Wade averaged 12.0 points, 3.4 rebounds and 3.1 assists in 22.3 minutes per game during the final 21 games of the regular season to help the Heat makes the playoffs.
“I loved [the way he fit in],” Spoelstra said. “Each day he's been back I've just been trying to enjoy it. I didn't think that this would happen this year. I thought maybe that this would be one of those situations down the line maybe, a ceremonial signing to have him back. Then when it happened so quickly he fit right in and it just speaks to his humility. He said it in one of our first team meetings that he was grateful for all the guys to open up their arms and welcome him back to this team. And the guys were saying this is your franchise. He has that kind of awareness and humility and he didn't want to step in and step on somebody else's role. He just wanted to fit in and be one of the guys.”
Wade delivered another clutch performance in Game 2 when he scored 28 points to help Miami secure its lone victory of the series.
Wade, who also scored 25 in Game 4, averaged 16.6 points, 4.2 rebounds and 3.6 assists and shot 44.3 percent from the field during the fives games of the series.
“I’m always blown away by Dwyane Wade,” Sixers coach Brett Brown said prior to Game 5. “I mean, I look at Manu [Ginobili] the other night like ridiculous stuff and you look at what Dwyane is doing here and you think, ‘When are they done? When are they done?’ They just seem never to go away. There’s a pace and poise that he plays with and there’s a presence and a class and he just is somebody that I incredibly respect.”
Wade couldn't finish with another heroic effort Tuesday, finishing with 11 points on 4 of 15 shooting and finished with five rebounds and five assists.
But his return to the franchise that drafted him was a fun and impactful one regardless.
“Coming into this year and not knowing how this year was going to play out at all, starting the season in Chicago then moving to Cleveland and ending in Miami, I couldn’t ask for a better ending to it,” Wade said. “I was like a kid my whole time back, just happy and thrilled to be back and be around these individuals on my team and getting the chance to be in the trenches with them.

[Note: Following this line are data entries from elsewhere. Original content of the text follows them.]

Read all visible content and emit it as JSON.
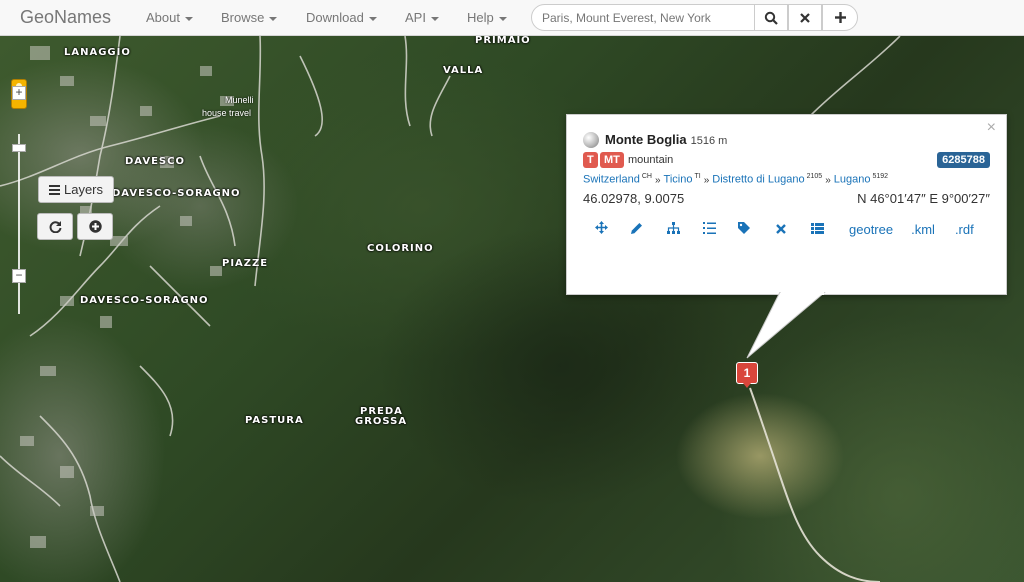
{
  "navbar": {
    "brand": "GeoNames",
    "menus": [
      {
        "label": "About"
      },
      {
        "label": "Browse"
      },
      {
        "label": "Download"
      },
      {
        "label": "API"
      },
      {
        "label": "Help"
      }
    ],
    "search_placeholder": "Paris, Mount Everest, New York",
    "search_icon": "search-icon",
    "clear_icon": "close-icon",
    "add_icon": "plus-icon"
  },
  "map_controls": {
    "layers_label": "Layers",
    "zoom_in": "+",
    "zoom_out": "−"
  },
  "map_labels": {
    "lanaggio": "LANAGGIO",
    "primaio": "PRIMAIO",
    "valla": "VALLA",
    "davesco": "DAVESCO",
    "davesco_soragno_1": "DAVESCO-SORAGNO",
    "davesco_soragno_2": "DAVESCO-SORAGNO",
    "colorino": "COLORINO",
    "piazze": "PIAZZE",
    "pastura": "PASTURA",
    "preda": "PREDA",
    "grossa": "GROSSA",
    "munelli": "Munelli",
    "house_travel": "house travel"
  },
  "popup": {
    "name": "Monte Boglia",
    "elevation": "1516 m",
    "feature_class": "T",
    "feature_code": "MT",
    "feature_text": "mountain",
    "geoname_id": "6285788",
    "hierarchy": [
      {
        "name": "Switzerland",
        "code": "CH"
      },
      {
        "name": "Ticino",
        "code": "TI"
      },
      {
        "name": "Distretto di Lugano",
        "code": "2105"
      },
      {
        "name": "Lugano",
        "code": "5192"
      }
    ],
    "separator": "»",
    "coordinates": "46.02978, 9.0075",
    "dms": "N 46°01′47″ E 9°00′27″",
    "close": "×",
    "links": {
      "geotree": "geotree",
      "kml": ".kml",
      "rdf": ".rdf"
    }
  },
  "marker": {
    "label": "1"
  },
  "colors": {
    "marker": "#d9463b",
    "link": "#1a73b8",
    "id_badge": "#2a6496"
  }
}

“To be here, to be back, to be a part of that, to be a part of leading not only by voice but leading by example, laying it all out on the line with these guys, I felt good about that. I felt good about the Miami Heat whole organization and its future and the kind of players and the kind of people that are in that locker room and in the organization. I was thankful that I could come back and be a part of that.”
Spoelstra said Tuesday he didn’t even want to think of the possibility of Wade retiring.
“I don't even want to go there,” Spoelstra said. “You're going to make me emotional if we start to think about that or talk about that right now. To do what he did as a Hall of Famer, I've coached him as a leading scorer in the league, as a champion in this league where he had to take a secondary role to the best player in the league. I've coached him now in this role now that I think none of us would have ever imagined in Wade would be coming off the bench. But he's handled all of these roles with incredible class and dignity. He can play this role forever. I don't know if he will choose to do that. But also again it speaks to his character and his humility that he would be willing to take on a role like this.”